▶ Directions for this task
Read the records below and report each line in which "JSON" occurs.

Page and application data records
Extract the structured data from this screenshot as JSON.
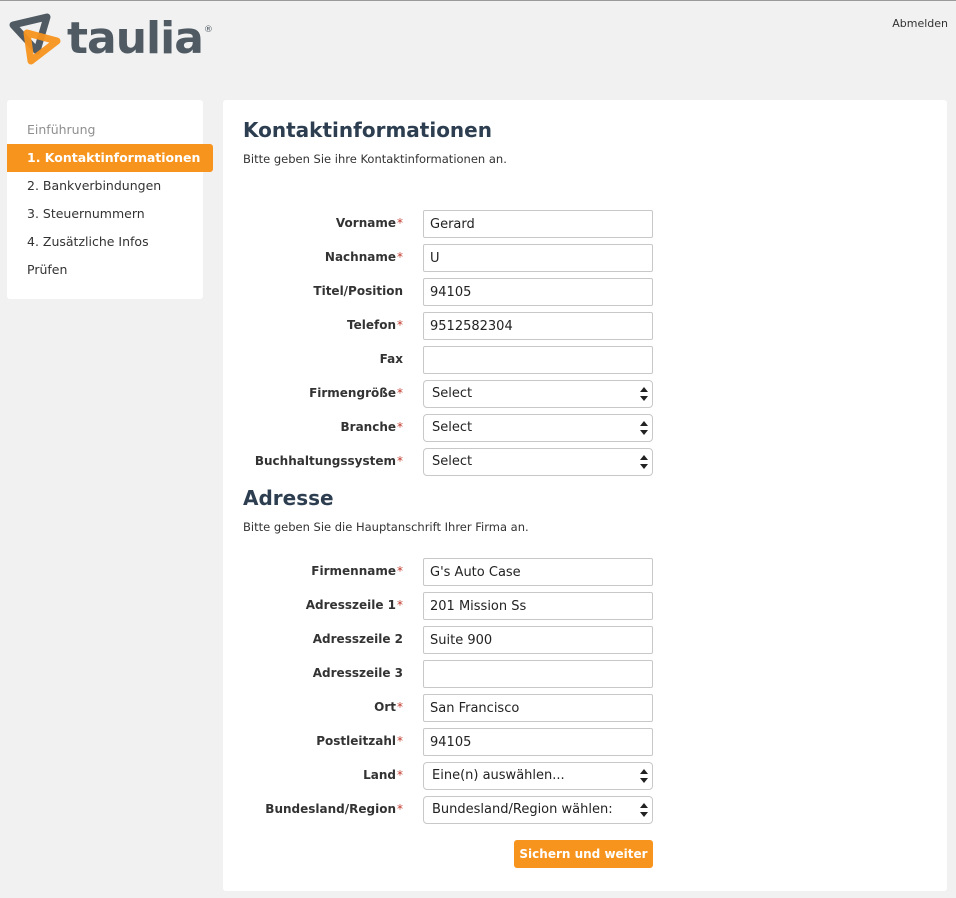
{
  "brand": {
    "name": "taulia",
    "registered": "®",
    "colors": {
      "orange": "#f7941e",
      "slate": "#4f5a63",
      "heading": "#2c3e50"
    }
  },
  "header": {
    "logout_label": "Abmelden"
  },
  "sidebar": {
    "items": [
      {
        "label": "Einführung",
        "state": "muted"
      },
      {
        "label": "1. Kontaktinformationen",
        "state": "active"
      },
      {
        "label": "2. Bankverbindungen",
        "state": "normal"
      },
      {
        "label": "3. Steuernummern",
        "state": "normal"
      },
      {
        "label": "4. Zusätzliche Infos",
        "state": "normal"
      },
      {
        "label": "Prüfen",
        "state": "normal"
      }
    ]
  },
  "contact": {
    "title": "Kontaktinformationen",
    "subtitle": "Bitte geben Sie ihre Kontaktinformationen an.",
    "fields": {
      "vorname": {
        "label": "Vorname",
        "required": "*",
        "value": "Gerard"
      },
      "nachname": {
        "label": "Nachname",
        "required": "*",
        "value": "U"
      },
      "titel": {
        "label": "Titel/Position",
        "value": "94105"
      },
      "telefon": {
        "label": "Telefon",
        "required": "*",
        "value": "9512582304"
      },
      "fax": {
        "label": "Fax",
        "value": ""
      },
      "firmengroesse": {
        "label": "Firmengröße",
        "required": "*",
        "selected": "Select"
      },
      "branche": {
        "label": "Branche",
        "required": "*",
        "selected": "Select"
      },
      "buchhaltung": {
        "label": "Buchhaltungssystem",
        "required": "*",
        "selected": "Select"
      }
    }
  },
  "address": {
    "title": "Adresse",
    "subtitle": "Bitte geben Sie die Hauptanschrift Ihrer Firma an.",
    "fields": {
      "firmenname": {
        "label": "Firmenname",
        "required": "*",
        "value": "G's Auto Case"
      },
      "zeile1": {
        "label": "Adresszeile 1",
        "required": "*",
        "value": "201 Mission Ss"
      },
      "zeile2": {
        "label": "Adresszeile 2",
        "value": "Suite 900"
      },
      "zeile3": {
        "label": "Adresszeile 3",
        "value": ""
      },
      "ort": {
        "label": "Ort",
        "required": "*",
        "value": "San Francisco"
      },
      "plz": {
        "label": "Postleitzahl",
        "required": "*",
        "value": "94105"
      },
      "land": {
        "label": "Land",
        "required": "*",
        "selected": "Eine(n) auswählen..."
      },
      "bundesland": {
        "label": "Bundesland/Region",
        "required": "*",
        "selected": "Bundesland/Region wählen:"
      }
    }
  },
  "actions": {
    "save_label": "Sichern und weiter"
  }
}
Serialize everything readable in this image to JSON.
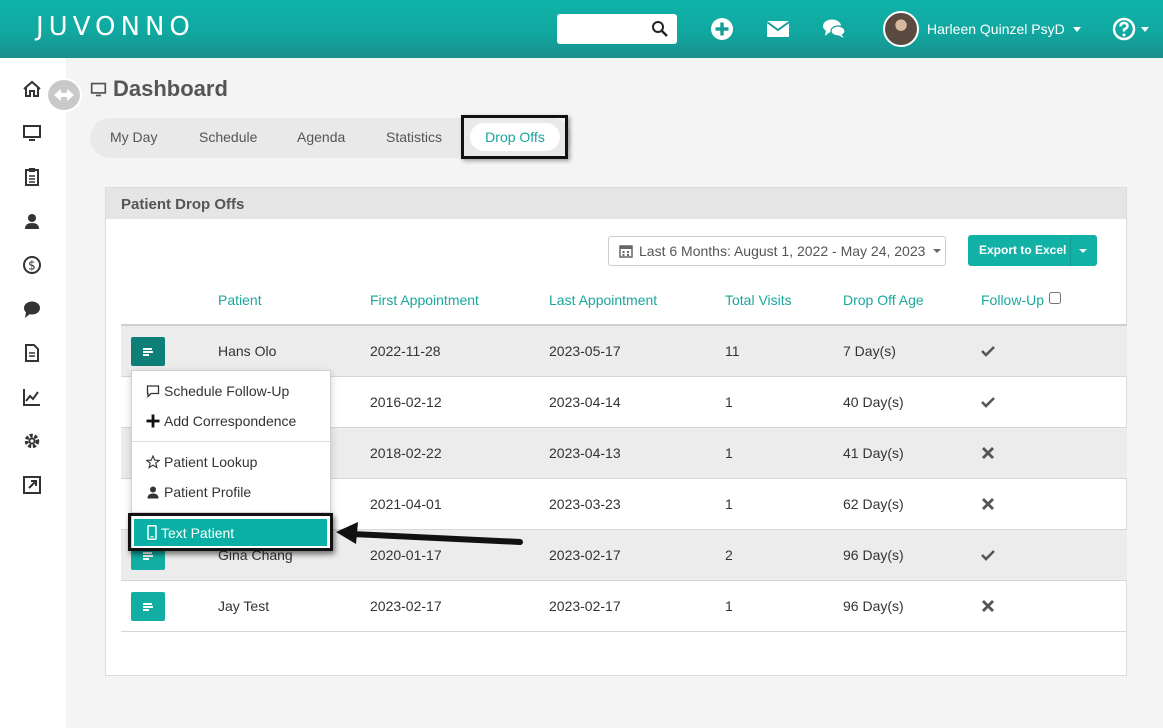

▶ Solution
Extract the structured data from this screenshot as JSON.
Serialize everything readable in this image to JSON.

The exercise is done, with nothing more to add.